This is the most challenging to match: crumbly, strongly flavoured and rather tangy, it demands a lot from a wine. The raisiny unctuousness and citrus freshness of a Tokaji Aszú (5 Puttonyos or above) would complement it but better still would be a Madeira. A 15-year-old Verdelho from Henriques & Henriques, with its caramelised aromas, warming spirit and tangy grapefruit finish, would be excellent. Or a sweeter Bual of the same age and from the same producer would give you a little less fieriness.
Montgomery Cheddar (£27/kg)
The quintessential English Cheddar, described by Jamie Montgomery as “a champion of British cheese”. The business was founded by his maternal grandfather and he still uses the same starter cultures that his family used more than 70 years ago.
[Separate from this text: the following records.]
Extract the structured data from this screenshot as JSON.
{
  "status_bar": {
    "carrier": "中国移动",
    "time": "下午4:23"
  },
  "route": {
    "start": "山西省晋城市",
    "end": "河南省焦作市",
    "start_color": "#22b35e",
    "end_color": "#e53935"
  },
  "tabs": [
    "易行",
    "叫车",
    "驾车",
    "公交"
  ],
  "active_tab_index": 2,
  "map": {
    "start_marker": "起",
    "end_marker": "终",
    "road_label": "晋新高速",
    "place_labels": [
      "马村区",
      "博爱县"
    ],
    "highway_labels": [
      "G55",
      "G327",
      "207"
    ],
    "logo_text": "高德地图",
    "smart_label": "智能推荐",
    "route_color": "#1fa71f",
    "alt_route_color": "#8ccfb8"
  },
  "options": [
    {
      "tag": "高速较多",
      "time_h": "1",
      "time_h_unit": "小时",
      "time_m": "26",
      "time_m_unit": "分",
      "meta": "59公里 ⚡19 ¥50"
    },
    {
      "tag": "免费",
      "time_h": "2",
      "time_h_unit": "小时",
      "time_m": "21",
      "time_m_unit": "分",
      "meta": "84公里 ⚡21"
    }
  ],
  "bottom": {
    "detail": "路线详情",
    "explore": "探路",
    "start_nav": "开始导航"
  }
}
It is made in Somerset, the original home of Cheddar cheese (indeed, before the First World War there were around 400 Cheddar makers there), where the damp climate results in lush pastures. “It’s good grass-growing country,” Montgomery explains, “because it’s west-facing and gets plenty of summer rain.” He uses unpasteurised milk from his 200 Freesian cows and produces around 100 tonnes per annum. Bound in cloth, which allows it to breathe and creates a natural maturation, it is then left to mature for a minimum of 11 months. Drier than many other traditional Cheddars, with a distinct crumbly and crunchy bite.
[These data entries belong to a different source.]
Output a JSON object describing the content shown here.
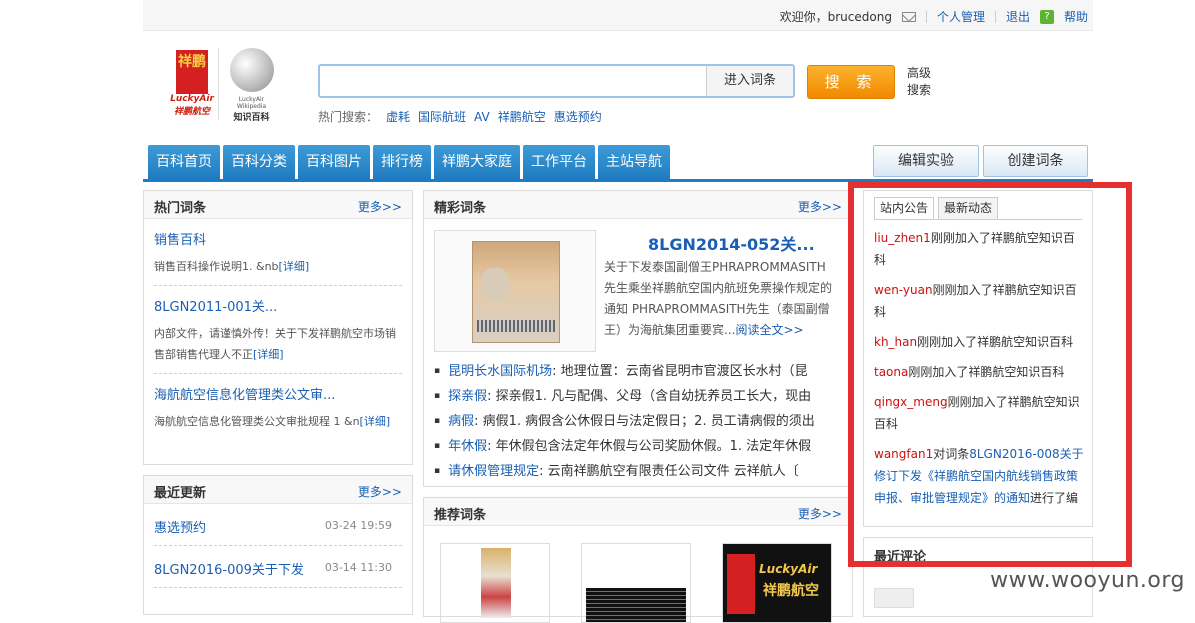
{
  "topbar": {
    "welcome": "欢迎你，brucedong",
    "mail_icon": "mail-icon",
    "personal": "个人管理",
    "logout": "退出",
    "help_icon": "?",
    "help": "帮助"
  },
  "logo": {
    "airline_chars": "祥鹏",
    "airline_en": "LuckyAir",
    "airline_cn": "祥鹏航空",
    "wiki_en": "LuckyAir Wikipedia",
    "wiki_cn": "知识百科"
  },
  "search": {
    "placeholder": "",
    "enter_label": "进入词条",
    "button": "搜 索",
    "advanced": "高级搜索",
    "hot_label": "热门搜索：",
    "hot_terms": [
      "虚耗",
      "国际航班",
      "AV",
      "祥鹏航空",
      "惠选预约"
    ]
  },
  "nav": {
    "items": [
      "百科首页",
      "百科分类",
      "百科图片",
      "排行榜",
      "祥鹏大家庭",
      "工作平台",
      "主站导航"
    ],
    "edit_lab": "编辑实验",
    "create": "创建词条"
  },
  "hot_entries": {
    "title": "热门词条",
    "more": "更多>>",
    "items": [
      {
        "title": "销售百科",
        "desc": "销售百科操作说明1.   &nb",
        "link": "[详细]"
      },
      {
        "title": "8LGN2011-001关...",
        "desc": "内部文件，请谨慎外传！关于下发祥鹏航空市场销售部销售代理人不正",
        "link": "[详细]"
      },
      {
        "title": "海航航空信息化管理类公文审...",
        "desc": "海航航空信息化管理类公文审批规程 1 &n",
        "link": "[详细]"
      }
    ]
  },
  "recent_updates": {
    "title": "最近更新",
    "more": "更多>>",
    "items": [
      {
        "title": "惠选预约",
        "date": "03-24 19:59"
      },
      {
        "title": "8LGN2016-009关于下发",
        "date": "03-14 11:30"
      }
    ]
  },
  "featured": {
    "title": "精彩词条",
    "more": "更多>>",
    "entry_title": "8LGN2014-052关...",
    "entry_desc": "关于下发泰国副僧王PHRAPROMMASITH先生乘坐祥鹏航空国内航班免票操作规定的通知 PHRAPROMMASITH先生（泰国副僧王）为海航集团重要宾...",
    "read_more": "阅读全文>>",
    "list": [
      {
        "name": "昆明长水国际机场",
        "text": "地理位置：云南省昆明市官渡区长水村（昆"
      },
      {
        "name": "探亲假",
        "text": "探亲假1. 凡与配偶、父母（含自幼抚养员工长大，现由"
      },
      {
        "name": "病假",
        "text": "病假1. 病假含公休假日与法定假日；2. 员工请病假的须出"
      },
      {
        "name": "年休假",
        "text": "年休假包含法定年休假与公司奖励休假。1. 法定年休假"
      },
      {
        "name": "请休假管理规定",
        "text": "  云南祥鹏航空有限责任公司文件  云祥航人〔"
      }
    ]
  },
  "recommended": {
    "title": "推荐词条",
    "more": "更多>>"
  },
  "activity": {
    "tab_notice": "站内公告",
    "tab_latest": "最新动态",
    "items": [
      {
        "user": "liu_zhen1",
        "text": "刚刚加入了祥鹏航空知识百科"
      },
      {
        "user": "wen-yuan",
        "text": "刚刚加入了祥鹏航空知识百科"
      },
      {
        "user": "kh_han",
        "text": "刚刚加入了祥鹏航空知识百科"
      },
      {
        "user": "taona",
        "text": "刚刚加入了祥鹏航空知识百科"
      },
      {
        "user": "qingx_meng",
        "text": "刚刚加入了祥鹏航空知识百科"
      }
    ],
    "last": {
      "user": "wangfan1",
      "pre": "对词条",
      "link": "8LGN2016-008关于修订下发《祥鹏航空国内航线销售政策申报、审批管理规定》的通知",
      "post": "进行了编辑，奖情面多人困此受益"
    }
  },
  "recent_comments": {
    "title": "最近评论"
  },
  "watermark": "www.wooyun.org",
  "colors": {
    "nav_blue": "#1f7cc0",
    "link_blue": "#1a5fb4",
    "search_orange": "#f08a00",
    "highlight_red": "#e63030",
    "user_red": "#cc1111"
  }
}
A ripe, barrel-aged white, such as a great Chardonnay from Burgundy or California (if you want something a bit richer) would stand up to the strong, nutty flavours and mouth-coating texture of this Cheddar. An older vintage of Champagne, with toast and honey flavours, would pair brilliantly, too. Pol Roger reigns here, particularly with its rare and sought-after blanc de blancs. If you can lay your hands on the 2002 vintage, it’s outstanding. But if you insist on something still and red, an aged Rioja would work well.
Pavé Cobble (£9.75/200g)
Supreme Champion at the British Cheese Awards 2017, this thermised sheep’s-milk cheese may look like a goat’s cheese but tastes very different. There’s none of the harsh acidity that can be typical of goat’s cheese, it has a grassy, well-balanced flavour. Produced by White Lake Cheese in Somerset, the name was inspired by the spring classic bike races held on the cobbled roads in Belgium and northern France. Indeed, Roger Longman, the cheesemonger, is such an enthusiastic cyclist that around half his staff are sourced from the local cycling club.
This pairs best with white wines made from Sauvignon Blanc and the best expression of this grape comes from Bordeaux, particularly Pessac-Léognan, whence concentrated, barrel-fermented blends would marry with this cheese beautifully. You could happily replace a Sauvignon with Bacchus, a grape that ripens earlier and is therefore suitable for English climes. Chapel Down’s offering from its Tenterden Estate in Kent would certainly do the job.